A will gives the final say on what happens to someone’s estate. It splits up money among heirs, instructs them on how to divide physical property and turns over assets to the next generation. Some wills are very simple, essentially just telling their heirs what assets exist and giving them a chance to divide things up as they see fit, while others offer far more detail and really lay out a plan that the heirs must follow.
Generally speaking, this process happens without issue. However, there are cases where people decide to challenge a will. They feel that it should not have the final say and that the family needs a different resolution. Why would someone do this? Below are a few potential reasons:
1. The person did not have the mental capacity to create the will
This claim can be made for a few reasons, but perhaps the most common is when the elderly person has dementia or a similar issue. If they made the will while they had the degenerative brain disease, one could argue that they did not understand what they were doing, that they made clear errors or that they even forgot about assets and heirs through no fault of their own.
In some cases, this claim also relates to drug and alcohol use. If someone was under the influence, even of a legal medication, then their will may not stand.
2. Someone else created a fake will
If the will is a forgery, then it clearly does not reflect the person’s wishes and desires for their estate. An heir may create a fake will that leaves more of the assets to them than they would have gotten through the actual estate plan. This is fraud, it is illegal and the fake will can get thrown out.
3. The elderly person suffered from undue influence
While it’s uncommon for someone to make a blatantly fake document, they could attempt to influence the elderly person and convince them to change the will. This sometimes happens with manipulative family members, for instance, who may even lie about siblings and other heirs to turn the elderly person against them. It can also happen if a caregiver threatens the elderly person and forces them to change the will.
A sort of mix of the above two reasons is when someone simply creates a fake or altered will and then tricks the elderly person into signing. They may tell them it’s a necessary health care document, for instance, and secure a falsified will with a real signature.

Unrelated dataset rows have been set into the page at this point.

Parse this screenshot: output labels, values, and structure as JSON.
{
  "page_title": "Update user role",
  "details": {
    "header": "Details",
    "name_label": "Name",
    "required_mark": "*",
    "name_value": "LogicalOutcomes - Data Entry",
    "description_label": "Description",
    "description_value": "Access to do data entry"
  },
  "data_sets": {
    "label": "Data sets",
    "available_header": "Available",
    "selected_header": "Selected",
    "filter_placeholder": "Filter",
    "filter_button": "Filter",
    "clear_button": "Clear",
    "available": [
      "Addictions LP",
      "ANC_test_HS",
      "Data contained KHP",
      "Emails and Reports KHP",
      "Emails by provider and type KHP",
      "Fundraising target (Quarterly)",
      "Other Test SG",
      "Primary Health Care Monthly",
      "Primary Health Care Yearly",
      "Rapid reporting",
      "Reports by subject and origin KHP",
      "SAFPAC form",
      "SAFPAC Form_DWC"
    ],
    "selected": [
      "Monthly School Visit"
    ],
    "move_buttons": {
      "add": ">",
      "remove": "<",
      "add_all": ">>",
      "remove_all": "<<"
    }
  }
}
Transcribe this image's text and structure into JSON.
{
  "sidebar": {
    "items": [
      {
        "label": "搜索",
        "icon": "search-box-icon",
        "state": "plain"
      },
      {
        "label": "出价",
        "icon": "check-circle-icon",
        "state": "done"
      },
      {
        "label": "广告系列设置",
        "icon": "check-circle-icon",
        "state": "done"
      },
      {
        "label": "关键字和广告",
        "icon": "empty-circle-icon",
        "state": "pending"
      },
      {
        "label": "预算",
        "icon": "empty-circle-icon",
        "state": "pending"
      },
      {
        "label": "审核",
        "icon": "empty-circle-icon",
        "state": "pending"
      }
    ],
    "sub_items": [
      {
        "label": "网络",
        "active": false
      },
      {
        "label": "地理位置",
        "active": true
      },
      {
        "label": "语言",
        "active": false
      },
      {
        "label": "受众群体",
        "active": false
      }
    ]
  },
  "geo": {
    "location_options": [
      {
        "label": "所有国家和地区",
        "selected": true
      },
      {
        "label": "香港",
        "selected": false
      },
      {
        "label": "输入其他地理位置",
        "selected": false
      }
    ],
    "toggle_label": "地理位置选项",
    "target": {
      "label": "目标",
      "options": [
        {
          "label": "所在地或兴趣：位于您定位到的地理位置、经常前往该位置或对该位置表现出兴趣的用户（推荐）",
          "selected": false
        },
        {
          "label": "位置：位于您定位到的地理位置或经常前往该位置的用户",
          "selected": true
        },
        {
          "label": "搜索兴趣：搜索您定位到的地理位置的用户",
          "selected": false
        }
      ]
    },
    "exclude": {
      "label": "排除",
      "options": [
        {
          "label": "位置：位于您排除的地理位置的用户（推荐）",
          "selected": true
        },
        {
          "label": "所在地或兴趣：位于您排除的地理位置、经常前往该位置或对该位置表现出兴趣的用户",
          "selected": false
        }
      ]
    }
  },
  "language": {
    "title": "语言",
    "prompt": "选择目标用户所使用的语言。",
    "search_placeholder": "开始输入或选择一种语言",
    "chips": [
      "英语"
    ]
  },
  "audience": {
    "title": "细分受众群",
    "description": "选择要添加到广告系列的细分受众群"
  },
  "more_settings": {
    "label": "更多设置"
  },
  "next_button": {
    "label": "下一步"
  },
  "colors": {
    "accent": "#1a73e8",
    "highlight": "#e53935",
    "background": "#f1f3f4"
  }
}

Challenging the will
These are just three reasons, but they show you why will contests do happen. Make sure you know your rights if this happens in your family.